By Stephanie Grayson
The day after Christmas usually marks the end of a busy season of being merry, spreading holiday cheer, and making precious memories with those we hold dear to our hearts. However, for many African-Americans, the day after Christmas marks the beginning of Kwanzaa, a seven day celebration of family, community, and culture.
This celebration is not new to our community. Since its beginning in 1966 in Los Angeles, Calif., Kwanzaa has been celebrated in Greenville for many years. A group of visionaries, Mrs. Willie Mae Robinson, Mrs. Ruthaleen Powell and the late Mrs. Estelle Womack, can be credited for bringing the Kwanzaa festivities to our community.
These ladies were honored during this year’s ceremony on the evening of Dec. 26 at Dunbar Recreation Center. Even though Mrs. Robinson was the only pioneer present, words of gratitude were expressed and a standing ovation was given for all three women for their efforts.

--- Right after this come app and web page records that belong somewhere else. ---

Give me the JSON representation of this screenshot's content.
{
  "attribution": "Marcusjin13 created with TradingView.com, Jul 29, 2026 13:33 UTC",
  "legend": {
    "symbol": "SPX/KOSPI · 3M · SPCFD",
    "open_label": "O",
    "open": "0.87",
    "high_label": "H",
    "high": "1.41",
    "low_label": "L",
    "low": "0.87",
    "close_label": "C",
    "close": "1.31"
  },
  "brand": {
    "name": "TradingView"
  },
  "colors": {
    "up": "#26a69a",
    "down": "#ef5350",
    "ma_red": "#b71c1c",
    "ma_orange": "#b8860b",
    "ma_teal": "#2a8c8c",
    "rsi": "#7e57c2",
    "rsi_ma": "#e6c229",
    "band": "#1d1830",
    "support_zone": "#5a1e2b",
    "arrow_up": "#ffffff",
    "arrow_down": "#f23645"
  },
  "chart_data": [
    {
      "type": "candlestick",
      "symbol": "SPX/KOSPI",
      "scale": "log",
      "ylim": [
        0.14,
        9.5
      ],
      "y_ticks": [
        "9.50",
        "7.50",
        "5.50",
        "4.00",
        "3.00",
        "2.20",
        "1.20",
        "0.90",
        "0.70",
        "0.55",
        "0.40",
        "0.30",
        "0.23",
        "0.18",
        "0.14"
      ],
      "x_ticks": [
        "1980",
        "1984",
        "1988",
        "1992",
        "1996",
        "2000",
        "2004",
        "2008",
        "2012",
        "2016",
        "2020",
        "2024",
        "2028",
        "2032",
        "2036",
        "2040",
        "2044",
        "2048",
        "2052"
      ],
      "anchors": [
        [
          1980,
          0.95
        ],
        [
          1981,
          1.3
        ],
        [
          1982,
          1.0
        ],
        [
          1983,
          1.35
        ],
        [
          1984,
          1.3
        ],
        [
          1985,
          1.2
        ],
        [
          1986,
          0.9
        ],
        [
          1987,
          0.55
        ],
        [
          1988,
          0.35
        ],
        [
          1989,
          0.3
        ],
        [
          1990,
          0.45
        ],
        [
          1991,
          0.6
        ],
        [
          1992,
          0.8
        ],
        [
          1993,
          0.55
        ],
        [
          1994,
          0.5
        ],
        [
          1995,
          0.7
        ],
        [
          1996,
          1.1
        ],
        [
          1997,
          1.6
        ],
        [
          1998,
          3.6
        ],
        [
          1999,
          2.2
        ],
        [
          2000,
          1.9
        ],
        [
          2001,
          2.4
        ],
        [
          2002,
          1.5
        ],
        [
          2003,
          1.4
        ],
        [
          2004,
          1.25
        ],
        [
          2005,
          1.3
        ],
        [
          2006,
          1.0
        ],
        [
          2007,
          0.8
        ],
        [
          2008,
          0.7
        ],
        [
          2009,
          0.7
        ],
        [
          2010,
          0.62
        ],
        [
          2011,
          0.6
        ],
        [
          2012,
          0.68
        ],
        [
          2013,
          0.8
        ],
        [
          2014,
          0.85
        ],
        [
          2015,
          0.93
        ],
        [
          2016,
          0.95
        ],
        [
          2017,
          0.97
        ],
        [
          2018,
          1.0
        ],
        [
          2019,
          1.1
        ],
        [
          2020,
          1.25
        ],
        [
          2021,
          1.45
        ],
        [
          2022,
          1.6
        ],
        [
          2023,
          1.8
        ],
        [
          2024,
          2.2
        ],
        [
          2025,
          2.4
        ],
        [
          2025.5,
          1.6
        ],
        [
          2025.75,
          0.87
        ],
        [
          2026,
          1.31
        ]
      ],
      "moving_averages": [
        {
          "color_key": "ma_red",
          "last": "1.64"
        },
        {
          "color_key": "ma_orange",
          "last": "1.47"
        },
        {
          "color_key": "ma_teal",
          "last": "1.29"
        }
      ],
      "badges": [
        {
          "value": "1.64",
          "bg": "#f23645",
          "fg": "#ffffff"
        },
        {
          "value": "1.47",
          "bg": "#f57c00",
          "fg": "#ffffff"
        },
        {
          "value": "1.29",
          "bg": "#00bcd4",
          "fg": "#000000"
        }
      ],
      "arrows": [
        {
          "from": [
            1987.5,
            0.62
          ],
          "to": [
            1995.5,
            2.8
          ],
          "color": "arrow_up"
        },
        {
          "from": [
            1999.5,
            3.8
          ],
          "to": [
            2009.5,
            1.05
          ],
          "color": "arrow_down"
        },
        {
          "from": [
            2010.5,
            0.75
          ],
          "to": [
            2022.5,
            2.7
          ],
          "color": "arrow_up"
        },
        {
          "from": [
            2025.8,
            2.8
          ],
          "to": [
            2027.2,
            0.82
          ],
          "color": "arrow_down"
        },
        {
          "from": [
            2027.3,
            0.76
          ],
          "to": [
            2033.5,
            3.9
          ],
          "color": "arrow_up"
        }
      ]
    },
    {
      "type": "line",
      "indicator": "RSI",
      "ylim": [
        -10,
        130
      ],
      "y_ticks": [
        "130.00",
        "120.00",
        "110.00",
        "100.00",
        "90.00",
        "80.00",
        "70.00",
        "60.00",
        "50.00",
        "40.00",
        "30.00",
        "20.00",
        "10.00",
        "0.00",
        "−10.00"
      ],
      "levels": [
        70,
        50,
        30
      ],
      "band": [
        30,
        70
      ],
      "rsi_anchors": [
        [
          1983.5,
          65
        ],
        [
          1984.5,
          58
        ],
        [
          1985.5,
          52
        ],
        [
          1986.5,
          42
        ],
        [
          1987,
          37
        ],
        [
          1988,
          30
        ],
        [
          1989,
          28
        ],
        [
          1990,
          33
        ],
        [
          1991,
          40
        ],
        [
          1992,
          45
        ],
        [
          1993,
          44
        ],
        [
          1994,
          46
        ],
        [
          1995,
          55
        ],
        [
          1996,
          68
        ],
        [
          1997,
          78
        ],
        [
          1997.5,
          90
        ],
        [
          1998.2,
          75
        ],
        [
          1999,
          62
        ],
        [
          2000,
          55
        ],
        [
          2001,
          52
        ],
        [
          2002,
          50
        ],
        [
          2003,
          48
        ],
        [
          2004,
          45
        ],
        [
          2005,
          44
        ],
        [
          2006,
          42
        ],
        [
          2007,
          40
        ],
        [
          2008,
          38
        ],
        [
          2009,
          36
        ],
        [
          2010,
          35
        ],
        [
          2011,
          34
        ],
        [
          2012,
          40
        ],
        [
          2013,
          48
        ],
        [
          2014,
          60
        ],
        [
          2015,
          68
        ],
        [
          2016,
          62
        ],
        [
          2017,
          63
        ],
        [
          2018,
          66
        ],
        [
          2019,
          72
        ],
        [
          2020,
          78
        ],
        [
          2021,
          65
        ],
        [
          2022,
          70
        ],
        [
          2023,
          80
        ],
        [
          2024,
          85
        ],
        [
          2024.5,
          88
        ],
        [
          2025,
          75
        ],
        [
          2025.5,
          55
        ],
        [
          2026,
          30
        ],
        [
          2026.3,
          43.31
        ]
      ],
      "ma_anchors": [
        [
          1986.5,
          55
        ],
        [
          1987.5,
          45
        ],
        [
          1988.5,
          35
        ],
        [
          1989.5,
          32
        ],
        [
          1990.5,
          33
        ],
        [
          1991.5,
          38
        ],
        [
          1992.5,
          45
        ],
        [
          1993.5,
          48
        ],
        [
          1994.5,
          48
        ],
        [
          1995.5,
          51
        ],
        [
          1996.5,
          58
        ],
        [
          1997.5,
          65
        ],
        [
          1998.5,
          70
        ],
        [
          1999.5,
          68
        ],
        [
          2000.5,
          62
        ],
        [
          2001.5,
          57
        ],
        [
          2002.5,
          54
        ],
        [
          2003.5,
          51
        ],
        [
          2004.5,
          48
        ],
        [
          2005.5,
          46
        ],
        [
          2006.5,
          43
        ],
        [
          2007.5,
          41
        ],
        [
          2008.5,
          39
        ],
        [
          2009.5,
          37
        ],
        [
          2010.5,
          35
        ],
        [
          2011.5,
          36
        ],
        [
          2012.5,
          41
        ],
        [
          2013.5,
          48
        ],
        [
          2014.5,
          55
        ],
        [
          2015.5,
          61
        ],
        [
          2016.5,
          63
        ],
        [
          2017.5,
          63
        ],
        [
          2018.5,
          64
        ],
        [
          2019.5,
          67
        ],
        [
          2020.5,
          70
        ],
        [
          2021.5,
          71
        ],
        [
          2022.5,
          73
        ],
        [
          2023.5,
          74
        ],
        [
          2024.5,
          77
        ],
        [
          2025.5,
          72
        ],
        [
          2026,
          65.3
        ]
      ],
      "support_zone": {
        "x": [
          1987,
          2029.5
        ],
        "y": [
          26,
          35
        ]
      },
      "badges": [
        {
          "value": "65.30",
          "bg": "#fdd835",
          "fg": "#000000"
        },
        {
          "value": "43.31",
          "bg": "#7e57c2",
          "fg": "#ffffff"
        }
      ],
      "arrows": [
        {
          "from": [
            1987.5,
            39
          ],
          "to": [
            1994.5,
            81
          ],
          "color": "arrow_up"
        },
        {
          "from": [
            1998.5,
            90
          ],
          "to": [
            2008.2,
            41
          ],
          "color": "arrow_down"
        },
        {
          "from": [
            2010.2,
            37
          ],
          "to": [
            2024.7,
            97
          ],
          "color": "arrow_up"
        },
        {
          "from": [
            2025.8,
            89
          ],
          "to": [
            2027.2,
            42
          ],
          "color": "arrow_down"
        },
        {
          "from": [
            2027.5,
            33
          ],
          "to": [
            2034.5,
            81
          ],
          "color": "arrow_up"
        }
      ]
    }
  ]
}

Mrs. Robinson, determined to keep the Kwanzaa celebration alive in our community, sought the assistance of Evangelist Carolyn Griffin to ensure the celebration would continue this year and the mission was accomplished.
Banners were hung bearing the names of each of the seven principles of Kwanzaa: Umoja (Unity), Kujichagulia (Self-Determination), Ujima (Collective Work and Responsibility), Ujamaa (Cooperative Economics), Nia (Purpose), Kuumba (Creativity), and Imani (Faith).
Seven candles, one black, three red and three green which represented each principle, were placed in a wooden Kinara and displayed on a table adorned with red and black clothes. The table was also set with the seven symbols of Kwanzaa: Mazao (Crops), Mkeka (Placemat), Muhindi (Ear of Corn), Mishumma Saba (The Seven Candles), The Kinara (The Candleholder), Kikombe Cha Umoja (The Unity Cup) and Zawadi (Gifts).
Uplifting spiritual songs filled the room between short talks about how the principles were applicable to everyday life and in our community. Various literature was also displayed to help explain the significance and meaning of Kwanzaa celebrations and books were available for the children and youth to take home.
After the festivities, attendees had the opportunity enjoy light refreshments and to fellowship with Mrs. Robinson, who thanked everyone for attending the celebration.
If you happen to see Mrs. Robinson or Mrs. Powell around town, please thank them for their many contributions to our community. Be sure to share the same gratitude with the family of the late Mrs. Womack.
All three women worked tirelessly in our community. On behalf of Evangelist Griffin, thank you to all who participated in and worked behind the scenes for this year’s Kwanzaa celebration. Greenville community, let’s not allow the vision of these pioneers to end.
Let’s vow to ensure that this celebration is observed in our city for many years to come. Happy New Year to all!